## REQUIRED ACTION
Give back each entry word for word, but drop the images.

+++ DATA FOR ANALYSIS +++

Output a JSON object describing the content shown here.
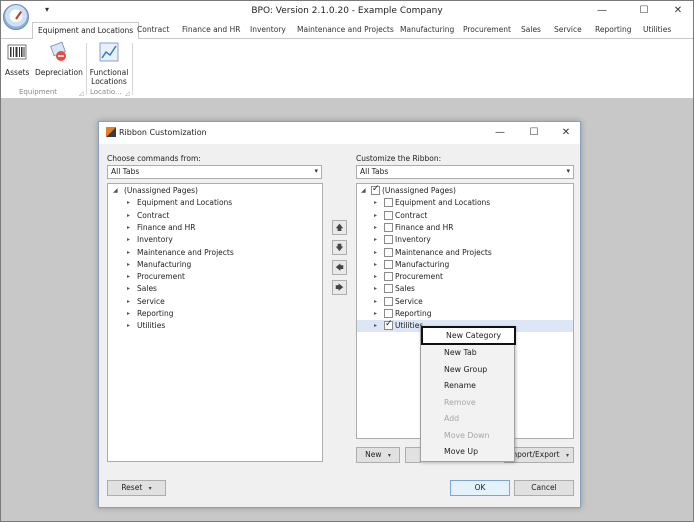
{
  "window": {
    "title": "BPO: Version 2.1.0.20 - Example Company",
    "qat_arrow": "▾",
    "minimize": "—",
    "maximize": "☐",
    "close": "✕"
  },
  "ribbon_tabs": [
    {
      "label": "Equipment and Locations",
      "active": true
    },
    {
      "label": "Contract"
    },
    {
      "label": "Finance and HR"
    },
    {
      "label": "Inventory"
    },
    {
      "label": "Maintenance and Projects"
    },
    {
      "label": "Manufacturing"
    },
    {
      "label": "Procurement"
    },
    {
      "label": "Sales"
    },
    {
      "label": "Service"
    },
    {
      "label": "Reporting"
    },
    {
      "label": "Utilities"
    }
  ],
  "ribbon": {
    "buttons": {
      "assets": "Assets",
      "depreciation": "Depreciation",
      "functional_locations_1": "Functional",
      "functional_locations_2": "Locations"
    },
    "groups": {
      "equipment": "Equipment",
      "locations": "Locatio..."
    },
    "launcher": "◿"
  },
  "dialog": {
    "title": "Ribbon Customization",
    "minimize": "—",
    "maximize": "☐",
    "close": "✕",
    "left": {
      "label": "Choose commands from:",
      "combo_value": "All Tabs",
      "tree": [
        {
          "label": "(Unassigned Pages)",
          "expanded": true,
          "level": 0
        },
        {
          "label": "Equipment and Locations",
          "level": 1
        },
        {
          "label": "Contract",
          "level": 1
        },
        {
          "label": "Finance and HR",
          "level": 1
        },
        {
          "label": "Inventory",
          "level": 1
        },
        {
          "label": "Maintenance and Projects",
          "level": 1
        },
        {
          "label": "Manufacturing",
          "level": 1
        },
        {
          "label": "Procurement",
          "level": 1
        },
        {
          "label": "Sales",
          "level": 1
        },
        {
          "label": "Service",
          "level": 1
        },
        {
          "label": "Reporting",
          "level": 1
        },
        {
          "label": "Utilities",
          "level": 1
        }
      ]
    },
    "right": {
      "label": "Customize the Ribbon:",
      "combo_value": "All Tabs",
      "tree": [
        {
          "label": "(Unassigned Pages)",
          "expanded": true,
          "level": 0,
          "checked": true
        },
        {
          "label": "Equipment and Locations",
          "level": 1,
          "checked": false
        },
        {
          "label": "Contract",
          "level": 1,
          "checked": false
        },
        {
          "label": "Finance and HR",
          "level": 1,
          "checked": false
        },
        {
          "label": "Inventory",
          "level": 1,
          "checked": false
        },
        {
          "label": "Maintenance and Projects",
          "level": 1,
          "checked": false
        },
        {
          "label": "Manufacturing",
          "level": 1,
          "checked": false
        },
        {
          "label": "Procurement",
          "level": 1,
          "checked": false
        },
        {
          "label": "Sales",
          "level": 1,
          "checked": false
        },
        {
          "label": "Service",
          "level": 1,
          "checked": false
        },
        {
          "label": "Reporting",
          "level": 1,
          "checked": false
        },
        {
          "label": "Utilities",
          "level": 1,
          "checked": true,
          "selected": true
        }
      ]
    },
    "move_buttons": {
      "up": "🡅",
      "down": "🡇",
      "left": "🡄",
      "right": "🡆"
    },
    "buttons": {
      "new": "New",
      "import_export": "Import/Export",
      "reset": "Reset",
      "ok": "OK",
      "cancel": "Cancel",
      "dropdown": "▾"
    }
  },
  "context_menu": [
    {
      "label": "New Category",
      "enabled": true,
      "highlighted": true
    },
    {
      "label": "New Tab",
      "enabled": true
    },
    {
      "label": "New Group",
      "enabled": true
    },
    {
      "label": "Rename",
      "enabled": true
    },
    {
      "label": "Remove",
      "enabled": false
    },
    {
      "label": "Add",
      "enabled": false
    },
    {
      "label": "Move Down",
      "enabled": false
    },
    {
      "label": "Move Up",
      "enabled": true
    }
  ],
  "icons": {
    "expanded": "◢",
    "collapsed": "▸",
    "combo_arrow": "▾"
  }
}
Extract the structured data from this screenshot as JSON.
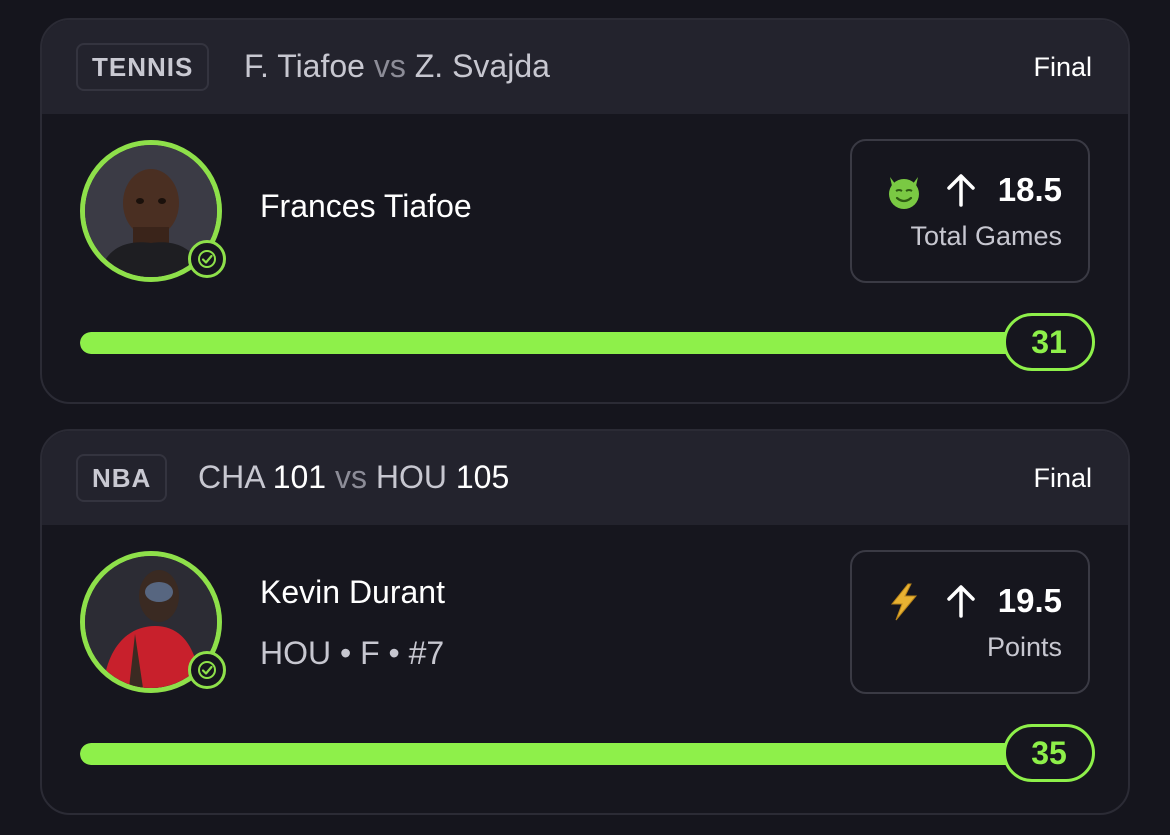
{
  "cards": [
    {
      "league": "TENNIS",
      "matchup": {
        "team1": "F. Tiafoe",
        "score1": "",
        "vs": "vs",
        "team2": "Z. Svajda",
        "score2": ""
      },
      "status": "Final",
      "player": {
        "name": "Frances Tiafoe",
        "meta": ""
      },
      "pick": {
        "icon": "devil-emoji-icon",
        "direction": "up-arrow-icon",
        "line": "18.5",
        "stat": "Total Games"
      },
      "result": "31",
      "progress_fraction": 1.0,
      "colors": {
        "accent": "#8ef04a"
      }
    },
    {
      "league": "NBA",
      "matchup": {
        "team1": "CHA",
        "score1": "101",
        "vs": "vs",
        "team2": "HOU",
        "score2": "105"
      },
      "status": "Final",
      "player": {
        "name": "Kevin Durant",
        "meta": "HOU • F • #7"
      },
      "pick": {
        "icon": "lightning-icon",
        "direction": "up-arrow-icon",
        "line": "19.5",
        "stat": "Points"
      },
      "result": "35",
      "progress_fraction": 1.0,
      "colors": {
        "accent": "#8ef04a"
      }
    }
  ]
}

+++

## TASK SOLUTION
Output a JSON object describing the content shown here.
{
  "window": {
    "title": "BPO: Version 2.1.0.20 - Example Company",
    "qat_arrow": "▾",
    "minimize": "—",
    "maximize": "☐",
    "close": "✕"
  },
  "ribbon_tabs": [
    {
      "label": "Equipment and Locations",
      "active": true
    },
    {
      "label": "Contract"
    },
    {
      "label": "Finance and HR"
    },
    {
      "label": "Inventory"
    },
    {
      "label": "Maintenance and Projects"
    },
    {
      "label": "Manufacturing"
    },
    {
      "label": "Procurement"
    },
    {
      "label": "Sales"
    },
    {
      "label": "Service"
    },
    {
      "label": "Reporting"
    },
    {
      "label": "Utilities"
    }
  ],
  "ribbon": {
    "buttons": {
      "assets": "Assets",
      "depreciation": "Depreciation",
      "functional_locations_1": "Functional",
      "functional_locations_2": "Locations"
    },
    "groups": {
      "equipment": "Equipment",
      "locations": "Locatio..."
    },
    "launcher": "◿"
  },
  "dialog": {
    "title": "Ribbon Customization",
    "minimize": "—",
    "maximize": "☐",
    "close": "✕",
    "left": {
      "label": "Choose commands from:",
      "combo_value": "All Tabs",
      "tree": [
        {
          "label": "(Unassigned Pages)",
          "expanded": true,
          "level": 0
        },
        {
          "label": "Equipment and Locations",
          "level": 1
        },
        {
          "label": "Contract",
          "level": 1
        },
        {
          "label": "Finance and HR",
          "level": 1
        },
        {
          "label": "Inventory",
          "level": 1
        },
        {
          "label": "Maintenance and Projects",
          "level": 1
        },
        {
          "label": "Manufacturing",
          "level": 1
        },
        {
          "label": "Procurement",
          "level": 1
        },
        {
          "label": "Sales",
          "level": 1
        },
        {
          "label": "Service",
          "level": 1
        },
        {
          "label": "Reporting",
          "level": 1
        },
        {
          "label": "Utilities",
          "level": 1
        }
      ]
    },
    "right": {
      "label": "Customize the Ribbon:",
      "combo_value": "All Tabs",
      "tree": [
        {
          "label": "(Unassigned Pages)",
          "expanded": true,
          "level": 0,
          "checked": true
        },
        {
          "label": "Equipment and Locations",
          "level": 1,
          "checked": false
        },
        {
          "label": "Contract",
          "level": 1,
          "checked": false
        },
        {
          "label": "Finance and HR",
          "level": 1,
          "checked": false
        },
        {
          "label": "Inventory",
          "level": 1,
          "checked": false
        },
        {
          "label": "Maintenance and Projects",
          "level": 1,
          "checked": false
        },
        {
          "label": "Manufacturing",
          "level": 1,
          "checked": false
        },
        {
          "label": "Procurement",
          "level": 1,
          "checked": false
        },
        {
          "label": "Sales",
          "level": 1,
          "checked": false
        },
        {
          "label": "Service",
          "level": 1,
          "checked": false
        },
        {
          "label": "Reporting",
          "level": 1,
          "checked": false
        },
        {
          "label": "Utilities",
          "level": 1,
          "checked": true,
          "selected": true
        }
      ]
    },
    "move_buttons": {
      "up": "🡅",
      "down": "🡇",
      "left": "🡄",
      "right": "🡆"
    },
    "buttons": {
      "new": "New",
      "import_export": "Import/Export",
      "reset": "Reset",
      "ok": "OK",
      "cancel": "Cancel",
      "dropdown": "▾"
    }
  },
  "context_menu": [
    {
      "label": "New Category",
      "enabled": true,
      "highlighted": true
    },
    {
      "label": "New Tab",
      "enabled": true
    },
    {
      "label": "New Group",
      "enabled": true
    },
    {
      "label": "Rename",
      "enabled": true
    },
    {
      "label": "Remove",
      "enabled": false
    },
    {
      "label": "Add",
      "enabled": false
    },
    {
      "label": "Move Down",
      "enabled": false
    },
    {
      "label": "Move Up",
      "enabled": true
    }
  ],
  "icons": {
    "expanded": "◢",
    "collapsed": "▸",
    "combo_arrow": "▾"
  }
}
Extract the structured data from this screenshot as JSON.
{
  "cards": [
    {
      "league": "TENNIS",
      "matchup": {
        "team1": "F. Tiafoe",
        "score1": "",
        "vs": "vs",
        "team2": "Z. Svajda",
        "score2": ""
      },
      "status": "Final",
      "player": {
        "name": "Frances Tiafoe",
        "meta": ""
      },
      "pick": {
        "icon": "devil-emoji-icon",
        "direction": "up-arrow-icon",
        "line": "18.5",
        "stat": "Total Games"
      },
      "result": "31",
      "progress_fraction": 1.0,
      "colors": {
        "accent": "#8ef04a"
      }
    },
    {
      "league": "NBA",
      "matchup": {
        "team1": "CHA",
        "score1": "101",
        "vs": "vs",
        "team2": "HOU",
        "score2": "105"
      },
      "status": "Final",
      "player": {
        "name": "Kevin Durant",
        "meta": "HOU • F • #7"
      },
      "pick": {
        "icon": "lightning-icon",
        "direction": "up-arrow-icon",
        "line": "19.5",
        "stat": "Points"
      },
      "result": "35",
      "progress_fraction": 1.0,
      "colors": {
        "accent": "#8ef04a"
      }
    }
  ]
}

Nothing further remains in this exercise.